• [Work instructions]:
Go through the entries below and collect each line with the string "sidebar" in it.

• [Excerpted data]:
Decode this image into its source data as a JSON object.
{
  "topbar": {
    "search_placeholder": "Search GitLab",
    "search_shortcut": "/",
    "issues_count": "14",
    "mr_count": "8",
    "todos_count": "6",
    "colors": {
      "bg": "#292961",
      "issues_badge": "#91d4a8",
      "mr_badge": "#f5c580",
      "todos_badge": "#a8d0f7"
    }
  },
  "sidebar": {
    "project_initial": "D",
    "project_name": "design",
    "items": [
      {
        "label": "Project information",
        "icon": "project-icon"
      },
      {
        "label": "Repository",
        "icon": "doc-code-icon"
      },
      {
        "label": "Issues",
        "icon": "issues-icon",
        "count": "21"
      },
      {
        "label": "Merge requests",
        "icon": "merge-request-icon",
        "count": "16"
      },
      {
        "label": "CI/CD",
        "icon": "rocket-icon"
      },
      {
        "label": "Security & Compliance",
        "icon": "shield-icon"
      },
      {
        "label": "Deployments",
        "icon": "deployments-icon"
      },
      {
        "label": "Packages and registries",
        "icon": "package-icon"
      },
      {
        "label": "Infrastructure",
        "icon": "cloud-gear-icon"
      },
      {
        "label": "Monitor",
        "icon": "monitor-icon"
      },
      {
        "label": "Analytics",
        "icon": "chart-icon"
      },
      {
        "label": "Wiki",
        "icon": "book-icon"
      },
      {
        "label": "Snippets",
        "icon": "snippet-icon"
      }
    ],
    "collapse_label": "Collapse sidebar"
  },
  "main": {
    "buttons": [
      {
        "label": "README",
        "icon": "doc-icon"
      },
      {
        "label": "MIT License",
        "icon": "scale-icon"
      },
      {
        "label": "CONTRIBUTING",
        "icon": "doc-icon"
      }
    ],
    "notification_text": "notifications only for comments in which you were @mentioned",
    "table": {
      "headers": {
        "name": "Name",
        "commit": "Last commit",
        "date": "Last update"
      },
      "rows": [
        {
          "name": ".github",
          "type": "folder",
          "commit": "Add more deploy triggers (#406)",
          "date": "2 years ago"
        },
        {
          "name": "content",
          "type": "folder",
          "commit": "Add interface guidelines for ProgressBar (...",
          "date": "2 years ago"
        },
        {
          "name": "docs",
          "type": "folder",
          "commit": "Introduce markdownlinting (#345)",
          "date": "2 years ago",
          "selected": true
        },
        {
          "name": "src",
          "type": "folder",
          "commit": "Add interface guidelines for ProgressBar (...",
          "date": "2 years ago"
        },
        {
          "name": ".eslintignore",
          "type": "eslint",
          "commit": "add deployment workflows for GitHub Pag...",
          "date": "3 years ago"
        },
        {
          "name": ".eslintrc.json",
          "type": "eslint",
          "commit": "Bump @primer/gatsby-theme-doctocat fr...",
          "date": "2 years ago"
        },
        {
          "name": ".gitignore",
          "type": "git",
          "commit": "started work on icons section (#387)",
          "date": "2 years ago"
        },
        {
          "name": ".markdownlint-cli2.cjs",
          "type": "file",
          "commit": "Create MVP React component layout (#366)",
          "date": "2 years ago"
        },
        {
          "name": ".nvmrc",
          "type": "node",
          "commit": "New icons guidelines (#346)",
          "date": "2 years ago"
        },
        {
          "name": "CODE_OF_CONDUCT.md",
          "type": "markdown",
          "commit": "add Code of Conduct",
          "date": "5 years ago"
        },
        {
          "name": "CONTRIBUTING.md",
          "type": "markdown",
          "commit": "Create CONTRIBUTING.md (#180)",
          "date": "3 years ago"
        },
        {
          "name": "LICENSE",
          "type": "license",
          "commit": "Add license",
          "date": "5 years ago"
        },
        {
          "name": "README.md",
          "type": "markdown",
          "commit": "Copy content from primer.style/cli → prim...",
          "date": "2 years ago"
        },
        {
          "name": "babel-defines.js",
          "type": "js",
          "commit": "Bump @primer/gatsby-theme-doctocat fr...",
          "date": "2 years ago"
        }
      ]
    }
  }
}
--
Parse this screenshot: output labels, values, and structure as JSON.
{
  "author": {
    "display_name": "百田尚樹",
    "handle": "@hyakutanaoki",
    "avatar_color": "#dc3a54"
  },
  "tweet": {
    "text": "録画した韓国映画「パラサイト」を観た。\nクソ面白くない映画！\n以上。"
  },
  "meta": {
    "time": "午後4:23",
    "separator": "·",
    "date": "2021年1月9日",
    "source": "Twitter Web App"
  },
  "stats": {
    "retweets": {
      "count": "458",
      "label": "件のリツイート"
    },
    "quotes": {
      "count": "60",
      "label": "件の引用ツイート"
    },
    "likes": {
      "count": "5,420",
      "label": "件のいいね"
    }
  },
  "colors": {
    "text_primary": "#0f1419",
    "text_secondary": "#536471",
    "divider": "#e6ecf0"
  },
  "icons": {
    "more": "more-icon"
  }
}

• [Reply to the exercise]:
  "sidebar": {
    "collapse_label": "Collapse sidebar"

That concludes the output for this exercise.